The Rebeccas had also asked for a third strip map, a visual echo of the road trip Maurice Ruffin describes in his essay. He begins at road’s end, Shell Beach, and traces Hwy. 46 back through St. Barnard Parish, along St. Claude Avenue to its origin in the Marigny.
In our early explorations, before we knew there would be a St. Claude map, Ben and I had driven outbound on the same route, to Shell Beach and its memorial cross for victims of Katrina. As we returned from Campo’s Marina in the gathering dusk, we were stopped by a bizarre vision: two young men blowtorching the fur off dead mammals strung up on wires alongside the road. The animals were nutria, large semi-aquatic rodents transplanted to the Louisiana marsh in the 1930s to be trapped for their fur. By the 1960s, they had supplanted the native muskrat, and after the fur market collapsed in the 1980s, they bred wildly, speeding swamp erosion through over-grazing. Despite all appearances, those two human swamp rats were ecologists in their own way, trying to wrest a living and preserve the land they love deeply, even as it sinks deeper into the mire. It seemed a fitting symbol for the ironic complexities of location and history, and for a certain kind of mad passion that spawns atlases of the unfathomable.

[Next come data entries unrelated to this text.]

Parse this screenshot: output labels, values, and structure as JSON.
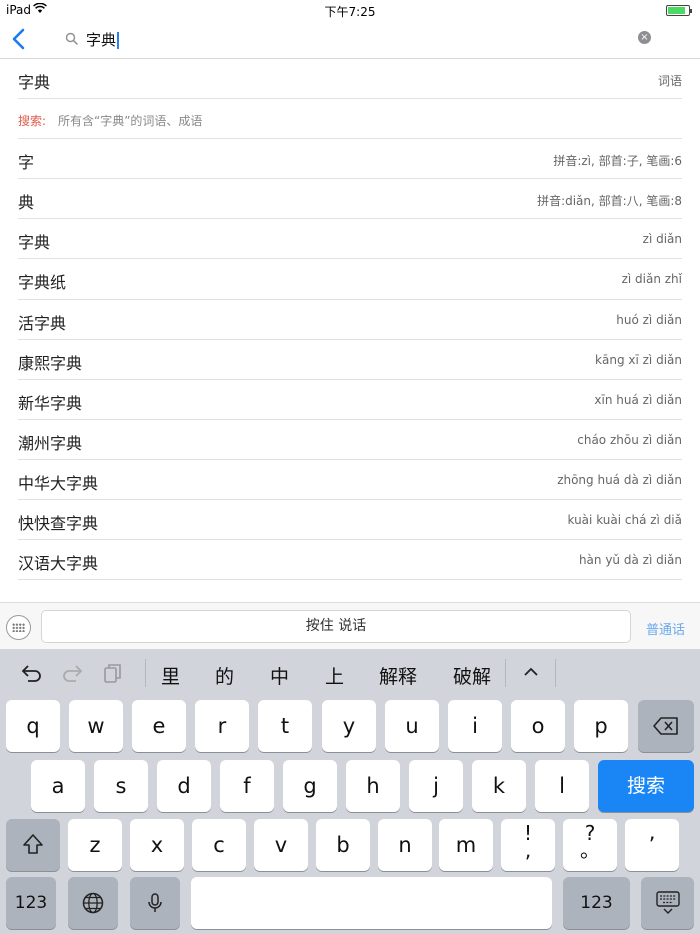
{
  "status": {
    "device": "iPad",
    "time": "下午7:25",
    "battery_level": 0.85
  },
  "search": {
    "query": "字典",
    "clear": "×"
  },
  "rows": [
    {
      "main": "字典",
      "sub": "词语"
    },
    {
      "search_label": "搜索:",
      "search_desc": "所有含“字典”的词语、成语"
    },
    {
      "main": "字",
      "sub": "拼音:zì, 部首:子, 笔画:6"
    },
    {
      "main": "典",
      "sub": "拼音:diǎn, 部首:八, 笔画:8"
    },
    {
      "main": "字典",
      "sub": "zì diǎn"
    },
    {
      "main": "字典纸",
      "sub": "zì diǎn zhǐ"
    },
    {
      "main": "活字典",
      "sub": "huó zì diǎn"
    },
    {
      "main": "康熙字典",
      "sub": "kāng xī zì diǎn"
    },
    {
      "main": "新华字典",
      "sub": "xīn huá zì diǎn"
    },
    {
      "main": "潮州字典",
      "sub": "cháo zhōu zì diǎn"
    },
    {
      "main": "中华大字典",
      "sub": "zhōng huá dà zì diǎn"
    },
    {
      "main": "快快查字典",
      "sub": "kuài kuài chá zì diǎ"
    },
    {
      "main": "汉语大字典",
      "sub": "hàn yǔ dà zì diǎn"
    }
  ],
  "voice": {
    "hold_label": "按住 说话",
    "mode_label": "普通话"
  },
  "candidates": [
    "里",
    "的",
    "中",
    "上",
    "解释",
    "破解"
  ],
  "keyboard": {
    "row1": [
      "q",
      "w",
      "e",
      "r",
      "t",
      "y",
      "u",
      "i",
      "o",
      "p"
    ],
    "row2": [
      "a",
      "s",
      "d",
      "f",
      "g",
      "h",
      "j",
      "k",
      "l"
    ],
    "row3": [
      "z",
      "x",
      "c",
      "v",
      "b",
      "n",
      "m"
    ],
    "punct1_top": "!",
    "punct1_bottom": ",",
    "punct2_top": "?",
    "punct2_bottom": "。",
    "apostrophe": "’",
    "search_key": "搜索",
    "num_key_left": "123",
    "num_key_right": "123"
  }
}
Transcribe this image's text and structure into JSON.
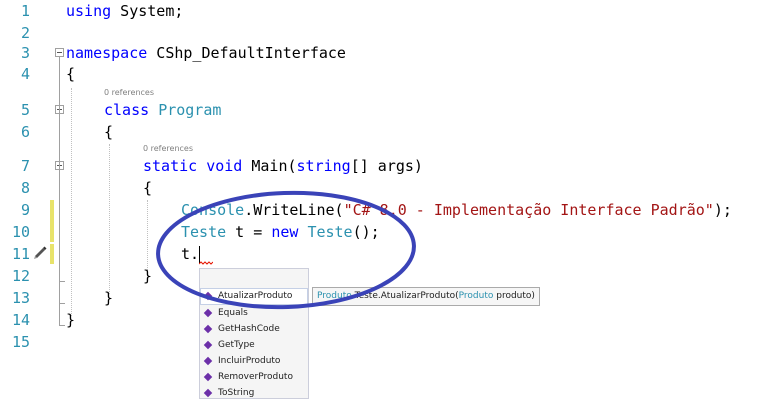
{
  "line_numbers": [
    "1",
    "2",
    "3",
    "4",
    "5",
    "6",
    "7",
    "8",
    "9",
    "10",
    "11",
    "12",
    "13",
    "14",
    "15"
  ],
  "code": {
    "l1": {
      "kw": "using",
      "rest": " System;"
    },
    "l3": {
      "kw": "namespace",
      "rest": " CShp_DefaultInterface"
    },
    "l4": "{",
    "l5": {
      "kw": "class",
      "type": "Program"
    },
    "l6": "{",
    "l7": {
      "kw1": "static",
      "kw2": "void",
      "name": " Main(",
      "kw3": "string",
      "rest": "[] args)"
    },
    "l8": "{",
    "l9": {
      "type": "Console",
      "call": ".WriteLine(",
      "str": "\"C# 8.0 - Implementação Interface Padrão\"",
      "end": ");"
    },
    "l10": {
      "type1": "Teste",
      "mid": " t = ",
      "kw": "new",
      "type2": "Teste",
      "end": "();"
    },
    "l11": "t.",
    "l12": "}",
    "l13": "}",
    "l14": "}"
  },
  "codelens": {
    "program_refs": "0 references",
    "main_refs": "0 references"
  },
  "completion": {
    "items": [
      "AtualizarProduto",
      "Equals",
      "GetHashCode",
      "GetType",
      "IncluirProduto",
      "RemoverProduto",
      "ToString"
    ],
    "selected_index": 0,
    "item_icon": "method-icon"
  },
  "tooltip": {
    "type1": "Produto",
    "method": " Teste.AtualizarProduto(",
    "type2": "Produto",
    "param": " produto)"
  },
  "colors": {
    "keyword": "#0000ff",
    "type": "#2b91af",
    "string": "#a31515",
    "line_number": "#2b91af",
    "annotation": "#3a43b8"
  }
}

Shizue Seigel was principal cartographer for Unfathomable City: a New Orleans Atlas. She is a San Francisco artist, writer and cartographer who has authored three books on Japanese American history and art, and has exhibited her artwork at local, national and international venues.